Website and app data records

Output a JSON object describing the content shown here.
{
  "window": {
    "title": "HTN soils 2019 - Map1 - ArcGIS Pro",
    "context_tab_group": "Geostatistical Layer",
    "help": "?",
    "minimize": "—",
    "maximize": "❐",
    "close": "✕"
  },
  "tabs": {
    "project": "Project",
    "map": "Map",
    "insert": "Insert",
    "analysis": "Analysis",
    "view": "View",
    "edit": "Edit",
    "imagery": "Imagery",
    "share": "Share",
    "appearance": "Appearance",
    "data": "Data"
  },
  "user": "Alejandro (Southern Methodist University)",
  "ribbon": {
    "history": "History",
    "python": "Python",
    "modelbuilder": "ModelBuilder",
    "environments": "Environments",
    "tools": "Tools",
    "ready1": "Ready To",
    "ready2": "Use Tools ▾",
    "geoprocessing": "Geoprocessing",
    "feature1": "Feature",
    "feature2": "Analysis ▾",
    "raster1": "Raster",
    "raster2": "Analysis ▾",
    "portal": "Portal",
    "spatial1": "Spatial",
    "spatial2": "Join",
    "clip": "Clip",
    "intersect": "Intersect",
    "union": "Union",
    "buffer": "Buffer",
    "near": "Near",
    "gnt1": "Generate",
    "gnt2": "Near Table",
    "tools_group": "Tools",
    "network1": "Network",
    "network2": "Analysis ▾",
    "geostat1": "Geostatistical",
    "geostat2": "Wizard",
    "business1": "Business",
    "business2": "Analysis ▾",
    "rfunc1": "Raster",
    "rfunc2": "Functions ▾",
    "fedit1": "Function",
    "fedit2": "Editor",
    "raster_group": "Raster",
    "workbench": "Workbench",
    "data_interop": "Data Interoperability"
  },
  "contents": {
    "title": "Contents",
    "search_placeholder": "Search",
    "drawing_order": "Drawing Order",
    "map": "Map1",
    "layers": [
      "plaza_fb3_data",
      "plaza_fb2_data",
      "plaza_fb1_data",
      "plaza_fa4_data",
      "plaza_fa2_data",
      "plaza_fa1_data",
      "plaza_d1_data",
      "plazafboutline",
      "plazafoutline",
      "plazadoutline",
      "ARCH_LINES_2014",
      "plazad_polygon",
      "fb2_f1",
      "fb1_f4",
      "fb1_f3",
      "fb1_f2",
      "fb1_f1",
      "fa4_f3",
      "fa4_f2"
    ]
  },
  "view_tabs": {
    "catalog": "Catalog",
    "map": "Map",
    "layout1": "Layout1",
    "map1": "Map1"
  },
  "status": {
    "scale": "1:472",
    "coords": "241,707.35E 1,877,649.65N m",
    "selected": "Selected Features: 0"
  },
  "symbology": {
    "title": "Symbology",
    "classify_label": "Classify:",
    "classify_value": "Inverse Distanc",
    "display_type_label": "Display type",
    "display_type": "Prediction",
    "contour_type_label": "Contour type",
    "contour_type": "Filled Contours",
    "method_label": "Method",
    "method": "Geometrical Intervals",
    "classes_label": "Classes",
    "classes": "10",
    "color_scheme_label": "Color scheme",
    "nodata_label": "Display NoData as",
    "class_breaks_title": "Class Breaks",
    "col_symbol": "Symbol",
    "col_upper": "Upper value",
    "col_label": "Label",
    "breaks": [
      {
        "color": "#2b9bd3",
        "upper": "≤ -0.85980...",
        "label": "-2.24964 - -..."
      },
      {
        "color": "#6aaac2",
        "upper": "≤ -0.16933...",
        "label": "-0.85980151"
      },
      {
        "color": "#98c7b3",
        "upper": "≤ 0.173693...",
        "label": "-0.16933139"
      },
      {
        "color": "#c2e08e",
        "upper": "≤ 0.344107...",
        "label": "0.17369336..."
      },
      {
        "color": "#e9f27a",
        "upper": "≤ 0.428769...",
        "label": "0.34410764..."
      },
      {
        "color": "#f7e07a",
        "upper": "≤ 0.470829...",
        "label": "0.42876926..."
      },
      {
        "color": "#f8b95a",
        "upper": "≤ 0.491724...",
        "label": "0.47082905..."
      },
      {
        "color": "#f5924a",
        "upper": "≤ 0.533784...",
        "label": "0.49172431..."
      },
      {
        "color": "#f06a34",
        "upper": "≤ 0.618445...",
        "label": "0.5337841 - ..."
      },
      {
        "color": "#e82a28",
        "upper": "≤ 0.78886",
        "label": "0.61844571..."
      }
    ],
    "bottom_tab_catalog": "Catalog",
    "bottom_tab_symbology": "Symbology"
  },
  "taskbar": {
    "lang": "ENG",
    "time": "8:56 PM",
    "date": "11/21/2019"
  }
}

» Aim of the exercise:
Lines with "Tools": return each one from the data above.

» Task response:
    "tools": "Tools",
    "ready2": "Use Tools ▾",
    "tools_group": "Tools",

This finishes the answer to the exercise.